What is required ->
Find the number of lines containing the string "this" in the data. Answer with the number by itself.

The data ->
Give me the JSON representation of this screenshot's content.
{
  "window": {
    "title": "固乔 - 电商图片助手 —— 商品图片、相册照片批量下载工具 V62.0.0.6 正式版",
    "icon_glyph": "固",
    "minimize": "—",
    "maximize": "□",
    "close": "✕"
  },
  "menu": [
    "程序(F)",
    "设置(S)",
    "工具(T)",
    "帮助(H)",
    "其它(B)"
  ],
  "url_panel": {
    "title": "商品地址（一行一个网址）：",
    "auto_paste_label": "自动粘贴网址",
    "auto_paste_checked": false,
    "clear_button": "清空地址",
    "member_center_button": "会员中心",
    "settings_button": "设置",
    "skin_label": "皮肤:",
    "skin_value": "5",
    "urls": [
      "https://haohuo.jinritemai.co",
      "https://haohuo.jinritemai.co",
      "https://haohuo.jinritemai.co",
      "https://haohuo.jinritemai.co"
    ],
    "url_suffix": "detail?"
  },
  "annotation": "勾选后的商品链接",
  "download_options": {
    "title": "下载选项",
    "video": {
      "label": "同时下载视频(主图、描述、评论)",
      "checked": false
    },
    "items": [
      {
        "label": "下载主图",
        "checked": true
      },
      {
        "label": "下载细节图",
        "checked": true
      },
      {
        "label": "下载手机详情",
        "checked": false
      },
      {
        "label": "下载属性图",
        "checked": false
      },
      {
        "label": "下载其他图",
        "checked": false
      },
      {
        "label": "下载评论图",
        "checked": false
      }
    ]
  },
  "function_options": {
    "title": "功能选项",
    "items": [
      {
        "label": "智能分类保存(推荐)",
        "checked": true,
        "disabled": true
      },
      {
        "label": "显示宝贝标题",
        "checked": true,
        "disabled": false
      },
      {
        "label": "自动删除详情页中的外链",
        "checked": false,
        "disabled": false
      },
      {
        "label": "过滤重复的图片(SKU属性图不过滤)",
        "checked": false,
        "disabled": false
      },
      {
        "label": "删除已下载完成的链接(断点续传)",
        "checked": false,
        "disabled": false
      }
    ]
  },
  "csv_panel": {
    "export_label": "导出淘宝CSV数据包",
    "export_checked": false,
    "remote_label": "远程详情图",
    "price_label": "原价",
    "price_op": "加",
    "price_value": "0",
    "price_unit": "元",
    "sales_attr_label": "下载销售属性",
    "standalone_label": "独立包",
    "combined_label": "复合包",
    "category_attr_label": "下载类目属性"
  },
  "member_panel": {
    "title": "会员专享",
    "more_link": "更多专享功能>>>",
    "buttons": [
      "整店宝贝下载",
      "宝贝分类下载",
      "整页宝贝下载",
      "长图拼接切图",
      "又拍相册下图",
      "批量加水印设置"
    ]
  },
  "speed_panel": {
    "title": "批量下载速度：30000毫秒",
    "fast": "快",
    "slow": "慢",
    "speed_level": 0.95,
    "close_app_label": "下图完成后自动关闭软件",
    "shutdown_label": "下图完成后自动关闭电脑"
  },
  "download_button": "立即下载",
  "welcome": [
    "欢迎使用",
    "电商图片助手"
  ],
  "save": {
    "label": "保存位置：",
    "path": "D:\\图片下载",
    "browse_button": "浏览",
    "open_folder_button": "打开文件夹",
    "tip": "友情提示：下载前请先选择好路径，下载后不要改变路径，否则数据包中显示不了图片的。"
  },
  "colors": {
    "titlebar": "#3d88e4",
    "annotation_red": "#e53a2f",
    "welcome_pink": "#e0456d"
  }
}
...
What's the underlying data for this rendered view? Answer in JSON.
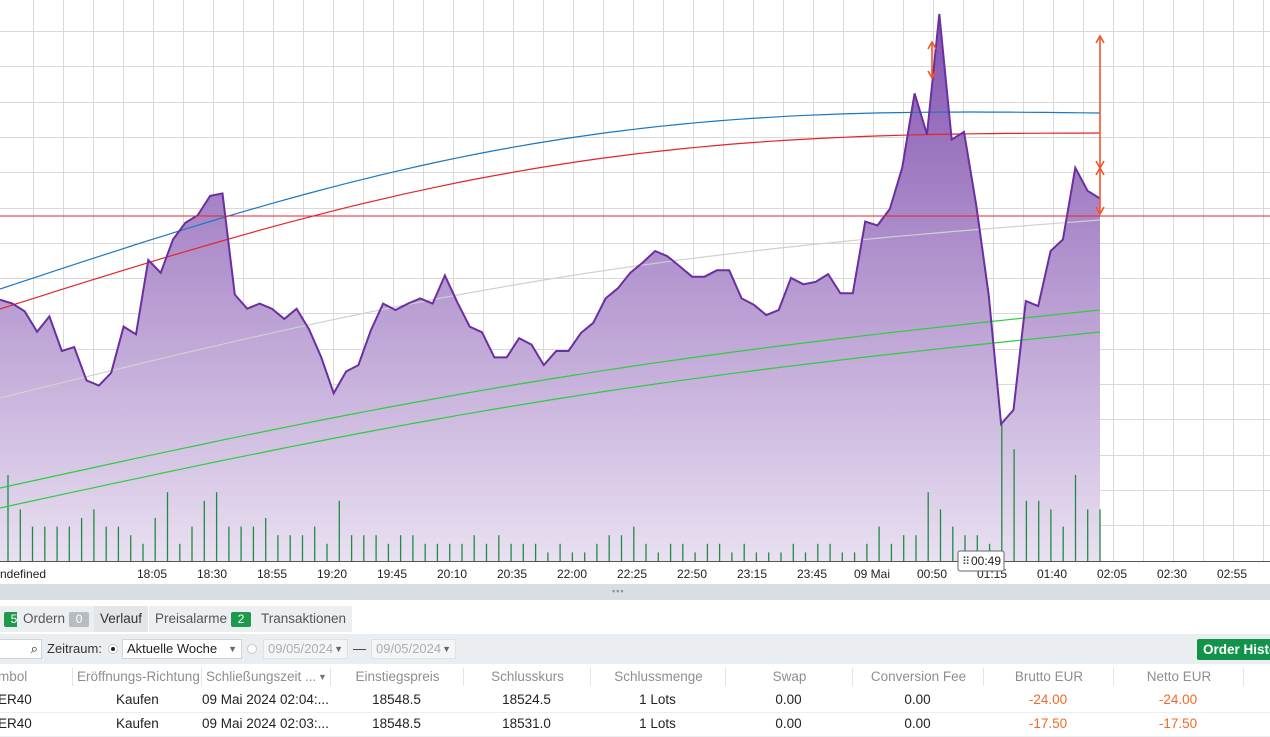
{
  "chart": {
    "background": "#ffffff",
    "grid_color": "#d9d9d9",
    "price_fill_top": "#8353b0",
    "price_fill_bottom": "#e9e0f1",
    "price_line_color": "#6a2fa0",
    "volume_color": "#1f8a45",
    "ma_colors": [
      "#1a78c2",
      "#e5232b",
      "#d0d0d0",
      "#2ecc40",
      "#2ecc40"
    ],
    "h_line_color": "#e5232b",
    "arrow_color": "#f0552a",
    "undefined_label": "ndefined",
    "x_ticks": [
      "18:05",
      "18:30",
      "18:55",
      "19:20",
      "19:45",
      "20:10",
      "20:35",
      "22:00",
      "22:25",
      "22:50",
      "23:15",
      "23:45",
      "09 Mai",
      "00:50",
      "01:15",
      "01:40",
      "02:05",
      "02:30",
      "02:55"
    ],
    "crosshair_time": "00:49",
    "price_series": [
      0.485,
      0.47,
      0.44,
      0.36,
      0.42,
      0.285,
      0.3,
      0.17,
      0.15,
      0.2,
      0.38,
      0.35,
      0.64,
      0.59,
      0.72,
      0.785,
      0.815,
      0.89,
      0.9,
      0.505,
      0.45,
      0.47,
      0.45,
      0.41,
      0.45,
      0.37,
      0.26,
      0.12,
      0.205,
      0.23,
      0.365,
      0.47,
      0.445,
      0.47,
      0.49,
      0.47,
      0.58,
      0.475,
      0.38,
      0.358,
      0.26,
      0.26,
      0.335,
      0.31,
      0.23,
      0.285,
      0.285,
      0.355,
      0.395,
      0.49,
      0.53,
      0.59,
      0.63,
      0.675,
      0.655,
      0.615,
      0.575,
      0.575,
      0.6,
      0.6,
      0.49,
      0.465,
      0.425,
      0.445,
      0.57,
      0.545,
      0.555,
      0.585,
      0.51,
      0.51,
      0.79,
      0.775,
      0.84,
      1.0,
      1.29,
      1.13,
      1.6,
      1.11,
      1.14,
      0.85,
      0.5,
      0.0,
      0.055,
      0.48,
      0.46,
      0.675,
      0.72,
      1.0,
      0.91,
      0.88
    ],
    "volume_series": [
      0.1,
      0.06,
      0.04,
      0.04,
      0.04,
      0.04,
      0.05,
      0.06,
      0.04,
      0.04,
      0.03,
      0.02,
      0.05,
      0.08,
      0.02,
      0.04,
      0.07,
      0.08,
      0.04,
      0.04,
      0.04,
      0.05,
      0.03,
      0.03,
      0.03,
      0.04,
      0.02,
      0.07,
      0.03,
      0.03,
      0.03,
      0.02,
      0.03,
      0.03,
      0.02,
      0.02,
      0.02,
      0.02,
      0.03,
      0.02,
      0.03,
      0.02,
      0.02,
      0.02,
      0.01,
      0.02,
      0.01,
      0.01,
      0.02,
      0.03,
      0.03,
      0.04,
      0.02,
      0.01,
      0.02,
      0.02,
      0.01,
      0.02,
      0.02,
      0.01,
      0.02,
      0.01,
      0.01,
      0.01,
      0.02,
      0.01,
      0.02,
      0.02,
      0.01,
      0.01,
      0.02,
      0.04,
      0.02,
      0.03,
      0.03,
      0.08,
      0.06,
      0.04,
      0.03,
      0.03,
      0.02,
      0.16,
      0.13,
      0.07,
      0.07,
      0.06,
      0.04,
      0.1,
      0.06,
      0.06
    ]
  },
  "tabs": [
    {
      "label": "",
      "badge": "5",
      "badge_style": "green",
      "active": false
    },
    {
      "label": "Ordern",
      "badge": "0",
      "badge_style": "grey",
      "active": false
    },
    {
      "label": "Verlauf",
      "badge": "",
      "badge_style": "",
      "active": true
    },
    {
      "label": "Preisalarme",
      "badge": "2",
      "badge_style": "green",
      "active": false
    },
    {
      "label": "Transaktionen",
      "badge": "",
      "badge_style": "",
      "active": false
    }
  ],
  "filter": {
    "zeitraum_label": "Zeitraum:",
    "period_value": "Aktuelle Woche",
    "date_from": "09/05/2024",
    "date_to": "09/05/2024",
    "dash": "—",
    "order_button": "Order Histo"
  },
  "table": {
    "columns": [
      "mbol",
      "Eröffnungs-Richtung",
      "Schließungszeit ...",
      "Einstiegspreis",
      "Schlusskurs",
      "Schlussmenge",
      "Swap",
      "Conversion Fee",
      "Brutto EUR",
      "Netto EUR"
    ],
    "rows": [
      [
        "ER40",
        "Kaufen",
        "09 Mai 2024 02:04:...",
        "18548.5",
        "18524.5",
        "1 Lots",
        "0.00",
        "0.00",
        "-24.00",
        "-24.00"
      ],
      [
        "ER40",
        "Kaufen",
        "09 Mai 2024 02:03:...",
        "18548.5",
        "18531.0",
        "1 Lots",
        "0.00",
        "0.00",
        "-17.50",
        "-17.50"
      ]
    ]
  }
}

Result ->
2